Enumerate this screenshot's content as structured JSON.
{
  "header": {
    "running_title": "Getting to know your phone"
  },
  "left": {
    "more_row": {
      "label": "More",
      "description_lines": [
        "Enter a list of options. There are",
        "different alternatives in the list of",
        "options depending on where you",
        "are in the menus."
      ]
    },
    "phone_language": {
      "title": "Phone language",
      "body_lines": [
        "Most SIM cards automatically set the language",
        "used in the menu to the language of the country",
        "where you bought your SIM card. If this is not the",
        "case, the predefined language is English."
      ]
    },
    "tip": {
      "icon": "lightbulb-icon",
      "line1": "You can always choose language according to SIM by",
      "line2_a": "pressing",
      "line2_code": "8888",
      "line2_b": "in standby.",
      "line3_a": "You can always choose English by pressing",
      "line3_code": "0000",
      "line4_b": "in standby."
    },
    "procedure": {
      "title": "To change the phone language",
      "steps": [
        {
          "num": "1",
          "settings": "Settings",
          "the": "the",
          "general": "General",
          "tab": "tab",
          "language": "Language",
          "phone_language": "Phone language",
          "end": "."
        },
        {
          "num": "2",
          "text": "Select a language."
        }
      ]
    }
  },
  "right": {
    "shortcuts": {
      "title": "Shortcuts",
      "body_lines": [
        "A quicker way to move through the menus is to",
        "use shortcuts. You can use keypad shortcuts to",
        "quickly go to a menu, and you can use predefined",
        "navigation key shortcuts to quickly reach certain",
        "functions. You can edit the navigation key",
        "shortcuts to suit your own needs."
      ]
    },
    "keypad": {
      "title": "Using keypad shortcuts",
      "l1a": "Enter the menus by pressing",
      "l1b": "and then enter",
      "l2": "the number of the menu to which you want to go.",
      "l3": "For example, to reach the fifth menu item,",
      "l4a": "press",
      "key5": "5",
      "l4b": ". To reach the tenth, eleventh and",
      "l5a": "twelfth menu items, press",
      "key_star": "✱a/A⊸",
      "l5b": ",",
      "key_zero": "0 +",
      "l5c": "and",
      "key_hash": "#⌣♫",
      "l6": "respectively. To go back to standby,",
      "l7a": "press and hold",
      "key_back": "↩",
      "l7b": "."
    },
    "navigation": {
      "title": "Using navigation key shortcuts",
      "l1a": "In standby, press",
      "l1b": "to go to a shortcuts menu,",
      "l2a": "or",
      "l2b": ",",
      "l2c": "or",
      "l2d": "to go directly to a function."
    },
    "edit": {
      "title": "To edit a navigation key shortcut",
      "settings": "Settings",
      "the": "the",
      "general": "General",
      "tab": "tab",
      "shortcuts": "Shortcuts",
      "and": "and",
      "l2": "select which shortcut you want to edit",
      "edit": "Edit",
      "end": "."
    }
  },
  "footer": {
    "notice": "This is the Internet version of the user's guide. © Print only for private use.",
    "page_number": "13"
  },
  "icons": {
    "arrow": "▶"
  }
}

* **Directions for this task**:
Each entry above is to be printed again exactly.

* **Result of the task**:
Enumerate this screenshot's content as structured JSON.
{
  "header": {
    "running_title": "Getting to know your phone"
  },
  "left": {
    "more_row": {
      "label": "More",
      "description_lines": [
        "Enter a list of options. There are",
        "different alternatives in the list of",
        "options depending on where you",
        "are in the menus."
      ]
    },
    "phone_language": {
      "title": "Phone language",
      "body_lines": [
        "Most SIM cards automatically set the language",
        "used in the menu to the language of the country",
        "where you bought your SIM card. If this is not the",
        "case, the predefined language is English."
      ]
    },
    "tip": {
      "icon": "lightbulb-icon",
      "line1": "You can always choose language according to SIM by",
      "line2_a": "pressing",
      "line2_code": "8888",
      "line2_b": "in standby.",
      "line3_a": "You can always choose English by pressing",
      "line3_code": "0000",
      "line4_b": "in standby."
    },
    "procedure": {
      "title": "To change the phone language",
      "steps": [
        {
          "num": "1",
          "settings": "Settings",
          "the": "the",
          "general": "General",
          "tab": "tab",
          "language": "Language",
          "phone_language": "Phone language",
          "end": "."
        },
        {
          "num": "2",
          "text": "Select a language."
        }
      ]
    }
  },
  "right": {
    "shortcuts": {
      "title": "Shortcuts",
      "body_lines": [
        "A quicker way to move through the menus is to",
        "use shortcuts. You can use keypad shortcuts to",
        "quickly go to a menu, and you can use predefined",
        "navigation key shortcuts to quickly reach certain",
        "functions. You can edit the navigation key",
        "shortcuts to suit your own needs."
      ]
    },
    "keypad": {
      "title": "Using keypad shortcuts",
      "l1a": "Enter the menus by pressing",
      "l1b": "and then enter",
      "l2": "the number of the menu to which you want to go.",
      "l3": "For example, to reach the fifth menu item,",
      "l4a": "press",
      "key5": "5",
      "l4b": ". To reach the tenth, eleventh and",
      "l5a": "twelfth menu items, press",
      "key_star": "✱a/A⊸",
      "l5b": ",",
      "key_zero": "0 +",
      "l5c": "and",
      "key_hash": "#⌣♫",
      "l6": "respectively. To go back to standby,",
      "l7a": "press and hold",
      "key_back": "↩",
      "l7b": "."
    },
    "navigation": {
      "title": "Using navigation key shortcuts",
      "l1a": "In standby, press",
      "l1b": "to go to a shortcuts menu,",
      "l2a": "or",
      "l2b": ",",
      "l2c": "or",
      "l2d": "to go directly to a function."
    },
    "edit": {
      "title": "To edit a navigation key shortcut",
      "settings": "Settings",
      "the": "the",
      "general": "General",
      "tab": "tab",
      "shortcuts": "Shortcuts",
      "and": "and",
      "l2": "select which shortcut you want to edit",
      "edit": "Edit",
      "end": "."
    }
  },
  "footer": {
    "notice": "This is the Internet version of the user's guide. © Print only for private use.",
    "page_number": "13"
  },
  "icons": {
    "arrow": "▶"
  }
}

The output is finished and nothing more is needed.